“I remember drinking Thomas Hardy’s Ale for the first time in about 1970, and it was a real revelation. I had never tasted a beer with so much flavour, body and intensity! It really opened my eyes and my palate to the diversity of styles a brewer can achieve when he pushes the limits… Thomas Hardy’s Ale was the stylistic reference point for Anchor Old Foghorn and our Sierra Nevada Bigfoot, which came onto the market in subsequent years…
I believe that the “new” Thomas Hardy’s Ale, at least for the first year or two, should be a faithful reproduction of the original recipe, including the label. Only once the history is re-established will it be interesting to try a special edition, maybe with different hops or malts and naturally, a label that distinguishes it from the classic version”.
Steve Grossman. American, with his brother Ken in 1980 he founded Sierra Nevada, one of the most successful craft beer companies in the USA. Steve is Brewery Ambassador for Sierra Nevada.

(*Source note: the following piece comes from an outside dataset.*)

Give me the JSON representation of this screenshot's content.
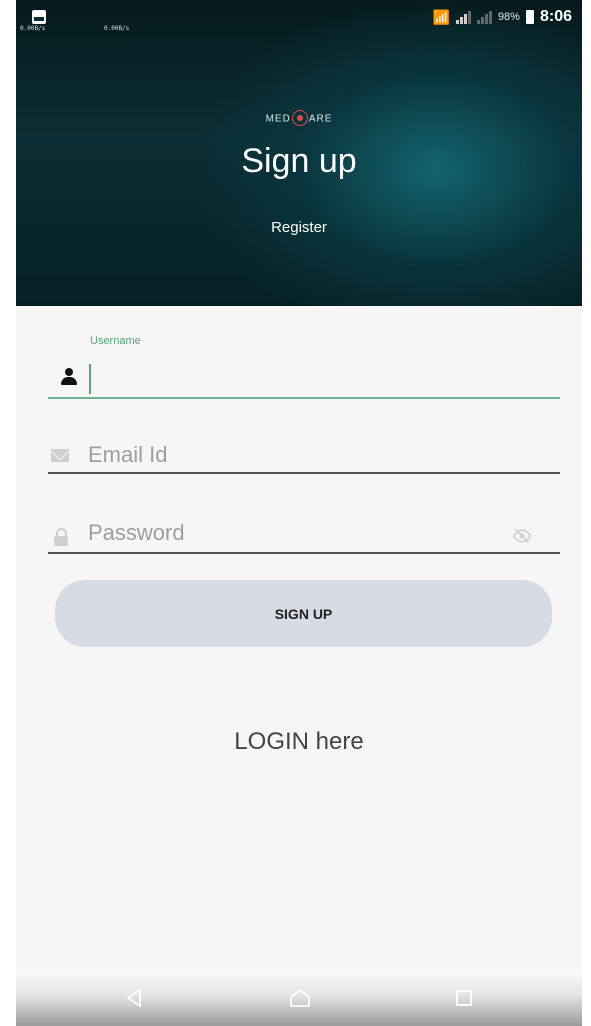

“I confess I don’t have all that much confidence in Thomas Hardy’s Ale. At least as a beer drinker. I remember buying some bottles in the early eighties and being surprised by the fact that it was recommended to be drunk after at least 10 years of ageing. At that time the idea of ageing a beer in the bottle was unusual, to say the least.
Unfortunately, this wasn’t the normal way of drinking it. Most Thomas Hardy’s Ale was drunk in pubs belonging to Eldridge Pope, without the ageing it needed. Then later, when the brewery separated from the pubs linked to it, the main market for Thomas Hardy’s Ale disappeared, and this, in my opinion, was what sunk Thomas Hardy’s Ale the first time round.
However, one of the most interesting things about the Thomas Hardy’s Ale produced by Eldridge Pope was that it was made partially from some of their bitters. The recipe for the very first batch, which was less strong than subsequent batches, used both lager malt and wheat flakes. The beer itself was really a clear evolution of their less alcoholic Goldie Barley Wine”.
Ron Pattinson. British, beer historian. Writer of the blog Shut up about Barclay Perkins.
“It was of the most beautiful colour that the eye of an artist in beer could desire; full in body, yet brisk as a volcano; piquant, yet without a twang; luminous as an autumn sunset; free from streakiness of taste, but, finally, rather heady.”
Thomas Hardy, The Trumpet Major